Proving herself once again a master of marketing, Beyonce’s new set became available for streaming via Tidal, the subscription service run by her music-mogul husband Jay Z, just as the HBO special ended at 10:00 pm ET. The first song from the set, “Formation”, was released in February on the same day Beyonce appeared at this year’s Super Bowl half-time show with Coldplay and Bruno Mars. And Beyonce is launching her latest world tour on Wednesday in Miami.
“Lemonade” is billed as a “visual album” just like her previous set, “Beyonce”, which was released with no advance fanfare via iTunes in December 2013. That was before Jay Z launched his Tidal streaming service in March 2015.
The 12-track set features contributions from Jack White, Kendrick Lamar, The Weeknd and James Blake and samples of Led Zeppelin and Animal Collective tracks.
The special featured voice-over narration from Beyonce telling the story of a woman’s anguish over a romantic betrayal, interspersed with clips of Beyonce performing songs revolving around themes of anger, heartbreak and defiance. One sequence included a audio clip of Malcolm X’s famous declaration “the most disrespected person in America is the black woman” intercut with images of African-American women.
The strength and perseverance of women was the dominant theme. The quick cuts offered snippets of everything from New Orleans jazz funerals and Mardi Gras Indians to young African-American men riding in a car discussing death to Beyonce lying distraught on the gridiron in an empty football stadium.
As displayed on title cards, the storyline wound through themes that included “denial”, “anger”, “apathy”, “accountability”, “reformation”, “hope”, “forgiveness” and “resurrection” and “redemption”. In one sequence, Beyonce was seen walking down a New York street swinging a baseball bat at a car and a fire hydrant.

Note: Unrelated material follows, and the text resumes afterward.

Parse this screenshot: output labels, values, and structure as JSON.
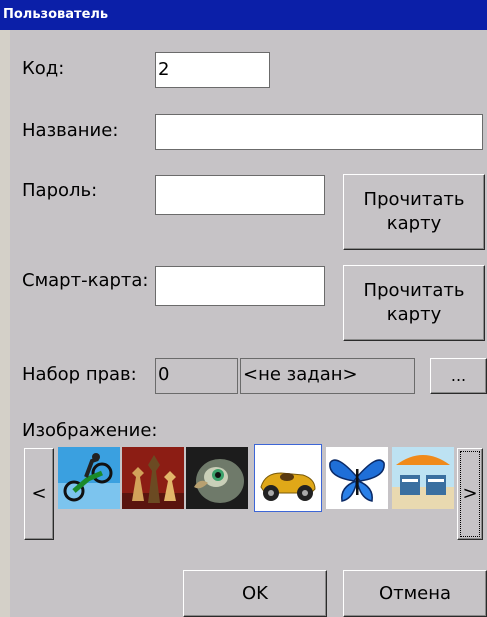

In others, she was featured in elaborate costume dresses singing gospel-flavored material.
The special featured glimpses of Jay Z and Beyonce in what appeared to be home movie footage of their wedding as well as footage of the couple playing with their young daughter, Blue Ivy.
The closing sequence features Beyonce offering a recipe for lemonade (“strain through a clean napkin”) and paying tribute to her grandmother. It also included what appeared to be footage from the 90th birthday celebration last October of Jay Z’s grandmother, Hattie White.
For all of the raw emotions on display, the film closes on a hopeful note, depicting images of a diverse mix of happy couples, including a gay couple. (Agencies)
By Nekesa Mumbi Moody